1 month ago
Damned if he does and damned if he doesn’t. Talking without any shift from May just plays into her agenda, which is even more nakedly about party/factional advantage (hers).
"Throughout my career I have advocated talking to one's opponents, without preconditions, and in good faith. This morning, at long last, Mrs May invited me to discuss Brexit with her. It would have been good to have that phone call two years ago, or on the morning after the General Election at which she lost her majority - but as I said at the Party conference last September I was delighted to receive the invitation to talk, in order to resolve the country's political crisis on a cross-party basis.
Sadly, it quickly became clear that she was not open to a discussion in good faith. Her "red lines" are still in place - and it is those red lines which led to the catastrophic defeat of her Brexit plan earlier in the week. Without an open and constructive attitude on all sides a discussion cannot continue. It was that brave, open and constructive approach which ultimately led to the Good Friday Agreement and peace in Northern Ireland - peace which is currently at risk because of the intransigence of some members of her party and her coalition party. I am sure that Mrs May does not share the desire of those individuals to allow conflict to return to the streets of Belfast.
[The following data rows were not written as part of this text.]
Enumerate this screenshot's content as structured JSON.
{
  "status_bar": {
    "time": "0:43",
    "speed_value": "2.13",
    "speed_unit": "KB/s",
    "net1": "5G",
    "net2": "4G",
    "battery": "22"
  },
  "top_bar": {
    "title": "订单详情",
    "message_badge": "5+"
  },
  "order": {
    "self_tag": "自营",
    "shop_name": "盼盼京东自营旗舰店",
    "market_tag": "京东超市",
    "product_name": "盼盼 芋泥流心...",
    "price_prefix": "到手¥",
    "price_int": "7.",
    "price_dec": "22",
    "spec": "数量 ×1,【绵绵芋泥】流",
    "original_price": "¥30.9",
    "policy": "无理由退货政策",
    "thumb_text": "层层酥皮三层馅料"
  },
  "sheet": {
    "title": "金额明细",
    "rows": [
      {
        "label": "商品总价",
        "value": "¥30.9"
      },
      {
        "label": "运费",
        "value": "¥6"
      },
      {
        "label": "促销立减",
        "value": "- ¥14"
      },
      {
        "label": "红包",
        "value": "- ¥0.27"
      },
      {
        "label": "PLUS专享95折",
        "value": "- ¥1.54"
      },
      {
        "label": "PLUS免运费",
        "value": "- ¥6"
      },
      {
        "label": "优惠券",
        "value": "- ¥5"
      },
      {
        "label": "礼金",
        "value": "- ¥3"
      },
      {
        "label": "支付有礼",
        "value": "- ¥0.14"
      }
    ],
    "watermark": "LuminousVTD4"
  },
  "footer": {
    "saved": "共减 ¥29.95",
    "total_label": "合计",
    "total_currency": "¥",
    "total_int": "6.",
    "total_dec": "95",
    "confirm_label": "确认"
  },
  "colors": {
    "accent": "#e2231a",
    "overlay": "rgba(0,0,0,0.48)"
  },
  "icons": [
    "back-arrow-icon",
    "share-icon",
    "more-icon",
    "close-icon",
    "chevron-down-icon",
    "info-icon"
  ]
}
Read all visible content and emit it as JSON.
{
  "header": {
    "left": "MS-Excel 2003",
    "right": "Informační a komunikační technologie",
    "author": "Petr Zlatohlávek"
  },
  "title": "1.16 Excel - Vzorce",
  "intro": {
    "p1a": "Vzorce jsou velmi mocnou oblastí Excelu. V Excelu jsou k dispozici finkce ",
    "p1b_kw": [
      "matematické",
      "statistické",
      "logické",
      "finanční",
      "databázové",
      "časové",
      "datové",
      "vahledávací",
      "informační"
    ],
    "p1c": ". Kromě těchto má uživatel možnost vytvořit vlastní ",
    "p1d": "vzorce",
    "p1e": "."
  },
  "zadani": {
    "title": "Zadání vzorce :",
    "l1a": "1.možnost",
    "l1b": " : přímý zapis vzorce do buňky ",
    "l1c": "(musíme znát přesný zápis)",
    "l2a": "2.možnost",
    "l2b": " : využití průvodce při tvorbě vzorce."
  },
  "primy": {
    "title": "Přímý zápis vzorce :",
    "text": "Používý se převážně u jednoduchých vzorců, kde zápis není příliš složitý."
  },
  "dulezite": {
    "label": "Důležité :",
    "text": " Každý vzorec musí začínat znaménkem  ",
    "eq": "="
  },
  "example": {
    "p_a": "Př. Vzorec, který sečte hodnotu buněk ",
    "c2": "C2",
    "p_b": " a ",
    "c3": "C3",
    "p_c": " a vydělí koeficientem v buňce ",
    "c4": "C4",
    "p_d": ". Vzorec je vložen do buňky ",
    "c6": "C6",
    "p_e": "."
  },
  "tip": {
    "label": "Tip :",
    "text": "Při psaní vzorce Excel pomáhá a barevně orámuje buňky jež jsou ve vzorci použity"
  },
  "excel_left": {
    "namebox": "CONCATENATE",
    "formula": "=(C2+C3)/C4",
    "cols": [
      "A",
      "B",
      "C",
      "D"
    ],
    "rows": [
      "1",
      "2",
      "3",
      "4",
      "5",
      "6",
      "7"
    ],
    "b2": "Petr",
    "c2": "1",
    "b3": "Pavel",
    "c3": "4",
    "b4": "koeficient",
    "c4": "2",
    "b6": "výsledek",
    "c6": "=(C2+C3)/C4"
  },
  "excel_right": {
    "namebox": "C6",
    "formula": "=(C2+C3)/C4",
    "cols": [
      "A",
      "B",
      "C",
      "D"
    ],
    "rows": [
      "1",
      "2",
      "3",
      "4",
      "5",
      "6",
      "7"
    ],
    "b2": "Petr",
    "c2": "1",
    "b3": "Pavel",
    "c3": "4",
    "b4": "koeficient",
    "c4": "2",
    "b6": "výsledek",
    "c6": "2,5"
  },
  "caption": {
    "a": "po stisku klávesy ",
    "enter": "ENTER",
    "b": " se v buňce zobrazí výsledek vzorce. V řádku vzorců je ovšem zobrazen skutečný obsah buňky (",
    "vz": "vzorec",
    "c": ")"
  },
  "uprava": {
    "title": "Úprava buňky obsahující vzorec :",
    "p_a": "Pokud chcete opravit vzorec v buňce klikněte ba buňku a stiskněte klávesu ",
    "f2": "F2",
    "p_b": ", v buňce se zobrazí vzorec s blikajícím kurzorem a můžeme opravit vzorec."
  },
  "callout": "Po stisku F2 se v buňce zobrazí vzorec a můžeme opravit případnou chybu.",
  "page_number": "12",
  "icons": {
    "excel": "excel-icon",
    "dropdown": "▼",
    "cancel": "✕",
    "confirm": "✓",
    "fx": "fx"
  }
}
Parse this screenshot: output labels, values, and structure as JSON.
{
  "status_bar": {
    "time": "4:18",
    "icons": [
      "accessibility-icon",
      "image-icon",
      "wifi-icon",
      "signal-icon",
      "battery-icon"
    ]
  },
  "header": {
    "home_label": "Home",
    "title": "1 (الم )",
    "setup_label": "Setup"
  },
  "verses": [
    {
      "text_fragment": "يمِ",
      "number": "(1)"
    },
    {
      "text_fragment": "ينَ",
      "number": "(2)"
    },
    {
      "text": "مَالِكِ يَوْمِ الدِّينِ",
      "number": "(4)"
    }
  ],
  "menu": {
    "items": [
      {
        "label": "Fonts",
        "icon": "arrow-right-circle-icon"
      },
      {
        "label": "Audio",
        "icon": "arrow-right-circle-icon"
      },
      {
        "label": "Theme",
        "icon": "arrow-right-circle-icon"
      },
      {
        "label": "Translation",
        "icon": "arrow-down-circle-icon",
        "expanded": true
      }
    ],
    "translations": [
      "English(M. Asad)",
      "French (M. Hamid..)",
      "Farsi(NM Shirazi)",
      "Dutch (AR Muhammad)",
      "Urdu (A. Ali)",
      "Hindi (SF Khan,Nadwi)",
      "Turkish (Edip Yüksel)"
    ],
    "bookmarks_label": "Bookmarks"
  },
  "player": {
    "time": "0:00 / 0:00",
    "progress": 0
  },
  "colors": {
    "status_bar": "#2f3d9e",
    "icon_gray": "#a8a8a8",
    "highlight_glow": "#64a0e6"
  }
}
I have since talked to the leaders in parliament of the Green Party, the Liberal Democrats, the SNP and Plaid Cymru. All of us have been to see Mrs May, and all of us have received the same sorry message. I have also talked to my comrades in Labour, the chairs of the Brexit and Home Affairs committees - both of them received the exact same message in their dialogue with members of the government.
We in Labour stand ready to lead the country, with the support of members of parliament of all political parties, to a settlement with the EU that works for all Britons. We invite Mrs May to join us."
It's not very Milne, but it's almost Corbyn, and it's pretty Starmer. On the front foot, offering leadership where there's currently none.